▶ Exercise
Find and copy every line in the records that includes the string "object".

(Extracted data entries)

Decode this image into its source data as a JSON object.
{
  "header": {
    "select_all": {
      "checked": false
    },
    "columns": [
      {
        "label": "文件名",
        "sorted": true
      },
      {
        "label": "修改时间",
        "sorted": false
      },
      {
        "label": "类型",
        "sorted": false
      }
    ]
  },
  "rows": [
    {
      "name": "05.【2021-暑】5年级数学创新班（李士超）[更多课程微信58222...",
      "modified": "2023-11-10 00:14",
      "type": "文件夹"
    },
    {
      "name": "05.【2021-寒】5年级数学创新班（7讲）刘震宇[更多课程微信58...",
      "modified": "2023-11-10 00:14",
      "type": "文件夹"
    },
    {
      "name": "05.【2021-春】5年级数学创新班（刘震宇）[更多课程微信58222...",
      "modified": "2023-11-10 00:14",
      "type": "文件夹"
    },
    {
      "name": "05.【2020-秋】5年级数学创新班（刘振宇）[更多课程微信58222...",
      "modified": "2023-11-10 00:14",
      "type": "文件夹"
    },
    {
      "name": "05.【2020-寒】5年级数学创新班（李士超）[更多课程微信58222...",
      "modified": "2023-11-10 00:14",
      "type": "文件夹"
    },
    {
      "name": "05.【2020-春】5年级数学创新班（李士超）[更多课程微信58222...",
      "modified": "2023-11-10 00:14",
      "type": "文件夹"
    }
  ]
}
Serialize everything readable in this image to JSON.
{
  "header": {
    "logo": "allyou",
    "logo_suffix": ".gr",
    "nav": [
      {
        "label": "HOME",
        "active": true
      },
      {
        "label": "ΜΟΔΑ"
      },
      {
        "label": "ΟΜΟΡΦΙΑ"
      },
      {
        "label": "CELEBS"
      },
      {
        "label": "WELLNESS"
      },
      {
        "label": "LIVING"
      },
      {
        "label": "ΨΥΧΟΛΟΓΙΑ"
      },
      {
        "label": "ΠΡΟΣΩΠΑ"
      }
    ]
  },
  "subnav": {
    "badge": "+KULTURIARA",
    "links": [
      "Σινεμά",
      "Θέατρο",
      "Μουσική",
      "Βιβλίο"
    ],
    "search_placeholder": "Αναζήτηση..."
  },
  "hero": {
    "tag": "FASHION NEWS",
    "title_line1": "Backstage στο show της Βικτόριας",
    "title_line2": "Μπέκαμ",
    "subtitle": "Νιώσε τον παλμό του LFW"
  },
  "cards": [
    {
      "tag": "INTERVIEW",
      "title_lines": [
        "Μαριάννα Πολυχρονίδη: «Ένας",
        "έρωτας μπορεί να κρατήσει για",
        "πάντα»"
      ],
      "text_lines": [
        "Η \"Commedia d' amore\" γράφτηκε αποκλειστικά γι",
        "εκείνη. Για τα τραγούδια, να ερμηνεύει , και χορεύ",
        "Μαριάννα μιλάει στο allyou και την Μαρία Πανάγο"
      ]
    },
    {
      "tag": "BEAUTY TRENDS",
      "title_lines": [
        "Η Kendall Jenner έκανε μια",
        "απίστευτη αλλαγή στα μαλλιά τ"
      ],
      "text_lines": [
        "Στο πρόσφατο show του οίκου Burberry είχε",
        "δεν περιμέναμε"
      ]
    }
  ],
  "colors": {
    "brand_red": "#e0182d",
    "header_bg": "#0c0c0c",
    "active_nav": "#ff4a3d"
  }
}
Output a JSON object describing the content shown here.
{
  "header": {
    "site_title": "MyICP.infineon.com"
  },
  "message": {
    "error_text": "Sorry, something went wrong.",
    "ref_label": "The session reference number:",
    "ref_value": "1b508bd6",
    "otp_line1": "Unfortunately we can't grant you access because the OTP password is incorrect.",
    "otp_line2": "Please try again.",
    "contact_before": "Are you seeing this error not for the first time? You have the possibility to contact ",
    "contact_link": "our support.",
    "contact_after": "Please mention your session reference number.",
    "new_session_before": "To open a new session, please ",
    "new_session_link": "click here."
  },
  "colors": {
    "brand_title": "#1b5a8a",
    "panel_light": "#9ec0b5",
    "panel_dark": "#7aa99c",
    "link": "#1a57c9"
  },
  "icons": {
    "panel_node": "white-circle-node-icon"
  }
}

▶ Solution for this task
Decode this image into its source data as a JSON object.
Output a JSON object describing the content shown here.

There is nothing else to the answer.